Activity. Retype the entries in full, exactly.

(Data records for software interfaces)
◇ ◇ ◇ ◇ ◇
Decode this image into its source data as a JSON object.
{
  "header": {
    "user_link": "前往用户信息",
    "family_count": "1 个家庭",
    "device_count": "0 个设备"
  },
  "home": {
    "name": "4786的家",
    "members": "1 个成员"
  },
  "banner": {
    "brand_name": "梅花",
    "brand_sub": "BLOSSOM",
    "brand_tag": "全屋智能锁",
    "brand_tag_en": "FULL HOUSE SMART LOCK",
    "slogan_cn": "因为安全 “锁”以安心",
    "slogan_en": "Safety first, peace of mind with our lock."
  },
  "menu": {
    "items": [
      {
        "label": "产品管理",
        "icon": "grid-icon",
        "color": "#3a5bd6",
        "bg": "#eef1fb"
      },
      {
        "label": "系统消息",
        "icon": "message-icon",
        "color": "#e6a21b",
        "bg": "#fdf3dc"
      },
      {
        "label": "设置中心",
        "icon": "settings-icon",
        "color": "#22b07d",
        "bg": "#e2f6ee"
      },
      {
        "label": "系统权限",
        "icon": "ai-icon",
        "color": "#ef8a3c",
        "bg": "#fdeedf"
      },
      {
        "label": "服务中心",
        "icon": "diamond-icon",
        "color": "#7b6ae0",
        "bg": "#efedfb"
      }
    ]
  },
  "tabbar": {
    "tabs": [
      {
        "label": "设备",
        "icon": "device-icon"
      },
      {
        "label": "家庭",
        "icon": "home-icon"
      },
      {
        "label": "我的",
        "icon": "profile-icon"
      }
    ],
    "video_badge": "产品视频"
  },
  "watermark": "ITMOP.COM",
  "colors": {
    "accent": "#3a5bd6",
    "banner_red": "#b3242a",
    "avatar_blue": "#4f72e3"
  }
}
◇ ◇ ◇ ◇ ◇
Reply to the exercise.
Decode this image into its source data as a JSON object.
{
  "header": {
    "user_link": "前往用户信息",
    "family_count": "1 个家庭",
    "device_count": "0 个设备"
  },
  "home": {
    "name": "4786的家",
    "members": "1 个成员"
  },
  "banner": {
    "brand_name": "梅花",
    "brand_sub": "BLOSSOM",
    "brand_tag": "全屋智能锁",
    "brand_tag_en": "FULL HOUSE SMART LOCK",
    "slogan_cn": "因为安全 “锁”以安心",
    "slogan_en": "Safety first, peace of mind with our lock."
  },
  "menu": {
    "items": [
      {
        "label": "产品管理",
        "icon": "grid-icon",
        "color": "#3a5bd6",
        "bg": "#eef1fb"
      },
      {
        "label": "系统消息",
        "icon": "message-icon",
        "color": "#e6a21b",
        "bg": "#fdf3dc"
      },
      {
        "label": "设置中心",
        "icon": "settings-icon",
        "color": "#22b07d",
        "bg": "#e2f6ee"
      },
      {
        "label": "系统权限",
        "icon": "ai-icon",
        "color": "#ef8a3c",
        "bg": "#fdeedf"
      },
      {
        "label": "服务中心",
        "icon": "diamond-icon",
        "color": "#7b6ae0",
        "bg": "#efedfb"
      }
    ]
  },
  "tabbar": {
    "tabs": [
      {
        "label": "设备",
        "icon": "device-icon"
      },
      {
        "label": "家庭",
        "icon": "home-icon"
      },
      {
        "label": "我的",
        "icon": "profile-icon"
      }
    ],
    "video_badge": "产品视频"
  },
  "watermark": "ITMOP.COM",
  "colors": {
    "accent": "#3a5bd6",
    "banner_red": "#b3242a",
    "avatar_blue": "#4f72e3"
  }
}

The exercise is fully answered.